Working some rough math, it’s not tough to see that NHL teams are going to have to generate $100+ million in revenue simply to break even in their normal operating costs.

Right now, in the midst of the pandemic, that feels absolutely untenable with locations unwilling and unable to host large indoor gatherings, let alone knowing how much support the paying customer would be willing to participate in, even if games get off the ground.

Thus, the weird and unknown stagnation of the past few weeks is bound to carry further. Can the league really start on January 1? Will anything change by February? Or this year at all?

So far that is the big question to consider, and it’s truly an unprecedented path with no right answer as to how to plan to move forward.

The league’s No. 2, Bill Daly, seems open to possibilities and the reality we’re all in, as reported by Russo.

“As with anything else, it’s all on the fly, right?” Daly said. “We have to work with the Players’ Association over what a return to play plan looks like for next year. And anything considered, talked about, discussed in the context of that ultimately has to be signed off on by both sides. Everybody has an interest in us having a season and awarding a Cup next year. And everybody will be pulling in the same direction in terms of getting there.”

The good news for hockey is that the acrimony seen in baseball between players and team owners hasn’t yet hit. Hockey has been willing to pull together, and their CBA extension/agreement already lays out the roadmap. The players have agreed to reduce the amount they will be paid on their guaranteed contracts.

Now the easy question with the impossible answer is just how to navigate getting another return to get the season off the ground.

In the past, the NHL has usually looked to the NBA and followed the lead of that league. However, their paths are now diverging for good. Though not yet finalized, basketball is reportedly targeting a return of December 22nd for a 72 game season. They haven’t solved the question the NHL has, but it’s because the NBA doesn’t have the same urgency of the question.

Why? It’s easy: television rights.

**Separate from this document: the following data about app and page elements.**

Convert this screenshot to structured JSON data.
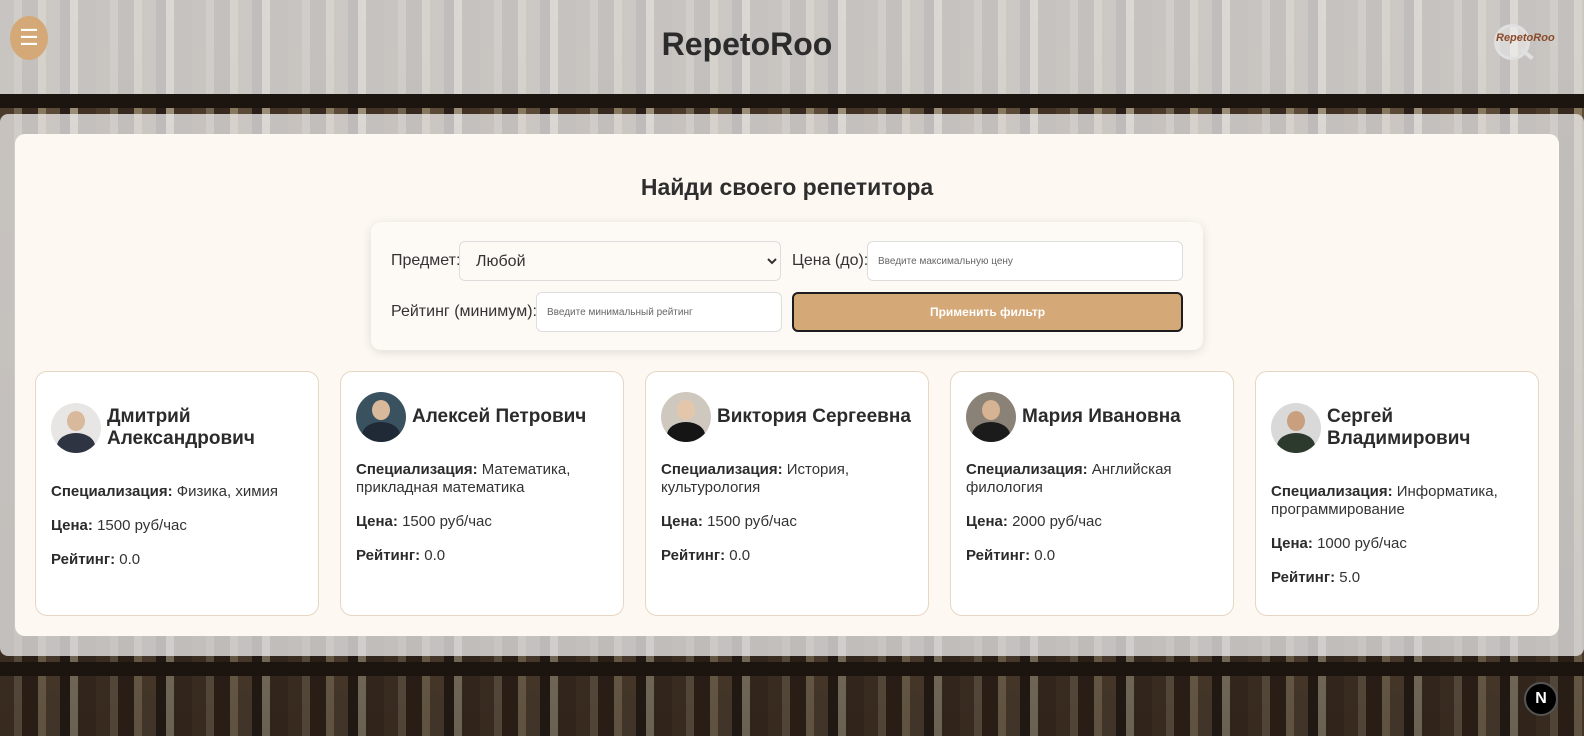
{
  "header": {
    "menu_icon": "☰",
    "title": "RepetoRoo",
    "logo_text": "RepetoRoo"
  },
  "main": {
    "heading": "Найди своего репетитора",
    "filters": {
      "subject_label": "Предмет:",
      "subject_selected": "Любой",
      "price_label": "Цена (до):",
      "price_placeholder": "Введите максимальную цену",
      "rating_label": "Рейтинг (минимум):",
      "rating_placeholder": "Введите минимальный рейтинг",
      "apply_label": "Применить фильтр"
    },
    "labels": {
      "spec": "Специализация:",
      "price": "Цена:",
      "rating": "Рейтинг:"
    },
    "tutors": [
      {
        "name": "Дмитрий Александрович",
        "spec": "Физика, химия",
        "price": "1500 руб/час",
        "rating": "0.0"
      },
      {
        "name": "Алексей Петрович",
        "spec": "Математика, прикладная математика",
        "price": "1500 руб/час",
        "rating": "0.0"
      },
      {
        "name": "Виктория Сергеевна",
        "spec": "История, культурология",
        "price": "1500 руб/час",
        "rating": "0.0"
      },
      {
        "name": "Мария Ивановна",
        "spec": "Английская филология",
        "price": "2000 руб/час",
        "rating": "0.0"
      },
      {
        "name": "Сергей Владимирович",
        "spec": "Информатика, программирование",
        "price": "1000 руб/час",
        "rating": "5.0"
      }
    ]
  },
  "badge": {
    "letter": "N"
  },
  "colors": {
    "accent": "#d4a877",
    "panel_bg": "#fdf8f2",
    "card_border": "#e6d6c4"
  }
}
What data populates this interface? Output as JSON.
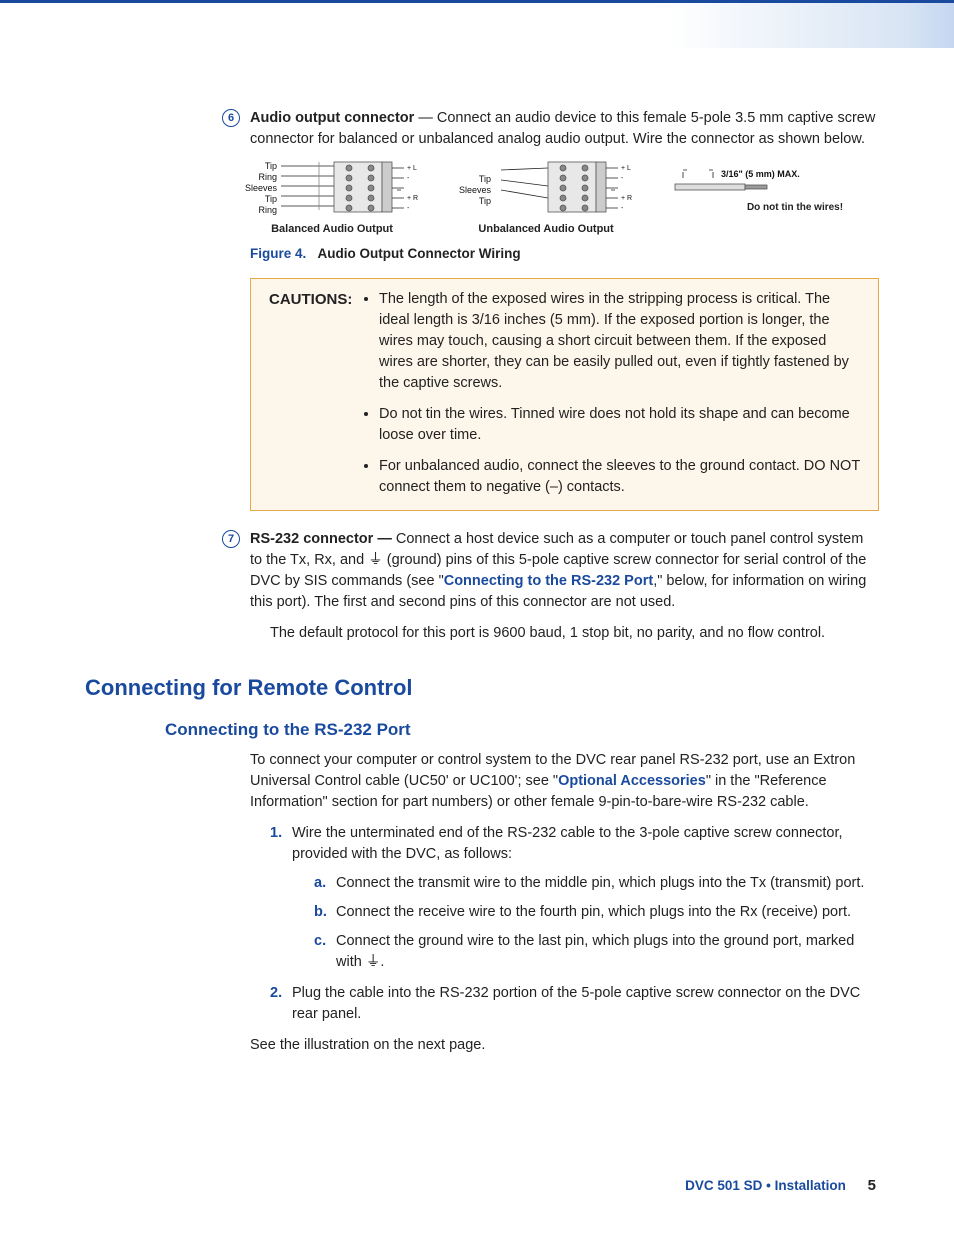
{
  "item6": {
    "num": "6",
    "title": "Audio output connector",
    "body_after_title": " — Connect an audio device to this female 5-pole 3.5 mm captive screw connector for balanced or unbalanced analog audio output. Wire the connector as shown below."
  },
  "diagrams": {
    "balanced": {
      "pin_labels": [
        "Tip",
        "Ring",
        "Sleeves",
        "Tip",
        "Ring"
      ],
      "caption": "Balanced Audio Output"
    },
    "unbalanced": {
      "pin_labels": [
        "Tip",
        "Sleeves",
        "Tip"
      ],
      "caption": "Unbalanced Audio Output"
    },
    "wire_spec": {
      "measure": "3/16\" (5 mm) MAX.",
      "note": "Do not tin the wires!"
    }
  },
  "figure": {
    "label": "Figure 4.",
    "title": "Audio Output Connector Wiring"
  },
  "cautions": {
    "label": "CAUTIONS:",
    "items": [
      "The length of the exposed wires in the stripping process is critical. The ideal length is 3/16 inches (5 mm). If the exposed portion is longer, the wires may touch, causing a short circuit between them. If the exposed wires are shorter, they can be easily pulled out, even if tightly fastened by the captive screws.",
      "Do not tin the wires. Tinned wire does not hold its shape and can become loose over time.",
      "For unbalanced audio, connect the sleeves to the ground contact. DO NOT connect them to negative (–) contacts."
    ]
  },
  "item7": {
    "num": "7",
    "title": "RS-232 connector —",
    "body1_a": " Connect a host device such as a computer or touch panel control system to the Tx, Rx, and ",
    "ground_sym": "⏚",
    "body1_b": " (ground) pins of this 5-pole captive screw connector for serial control of the DVC by SIS commands (see \"",
    "link": "Connecting to the RS-232 Port",
    "body1_c": ",\" below, for information on wiring this port). The first and second pins of this connector are not used.",
    "body2": "The default protocol for this port is 9600 baud, 1 stop bit, no parity, and no flow control."
  },
  "section": {
    "h2": "Connecting for Remote Control",
    "h3": "Connecting to the RS-232 Port",
    "intro_a": "To connect your computer or control system to the DVC rear panel RS-232 port, use an Extron Universal Control cable (UC50' or UC100'; see \"",
    "intro_link": "Optional Accessories",
    "intro_b": "\" in the \"Reference Information\" section for part numbers) or other female 9-pin-to-bare-wire RS-232 cable.",
    "step1": "Wire the unterminated end of the RS-232 cable to the 3-pole captive screw connector, provided with the DVC, as follows:",
    "step1a": "Connect the transmit wire to the middle pin, which plugs into the Tx (transmit) port.",
    "step1b": "Connect the receive wire to the fourth pin, which plugs into the Rx (receive) port.",
    "step1c_a": "Connect the ground wire to the last pin, which plugs into the ground port, marked with ",
    "step1c_sym": "⏚",
    "step1c_b": ".",
    "step2": "Plug the cable into the RS-232 portion of the 5-pole captive screw connector on the DVC rear panel.",
    "closing": "See the illustration on the next page."
  },
  "footer": {
    "text": "DVC 501 SD • Installation",
    "page": "5"
  }
}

The NBA’s national contract pays the league $2.7 billion per year (which, simple math shows is $90 million per team, assuming revenue is a nice easy chop). Even if it’s not that much, it’s still a significant amount of the overall operating costs in basketball that are covered by TV fees and makes planning to start a season at least palatable from the business side of the equation.

Massive television rights fees is also the reason the NFL has been able to operate practically as normal. Their gigantic TV contracts dwarfs even the NBA with each NFL team reportedly receiving a whopping $255 million per season.

In hockey, the TV landscape is much, much different. The NHL is in the final year of their NBC contract for 2020-21, it pays “only” $200 million total annually. This divides out to less than $7 million per NHL team. The NHL has a Canadian TV deal which provides $436 million more, but still is a fraction of the overall costs that hockey teams face even added in.

So unlike NBA and NFL, the NHL is in a less advantageous position for the situation we’re faced with now. The NHL can’t cover most or all of their costs to run a season based on just TV money alone, unlike the other big sports.

Thus, we’re stuck in this weird holding pattern with hockey with no firm plans to proceed or the ability to know just when the next season will begin. It’s a totally understandable position to be in given all the unknowns and frequently shifting timelines, but it also seems dire as days and weeks continue to tick away with no real finish line, besides now burning into what would normally be the time to have a season.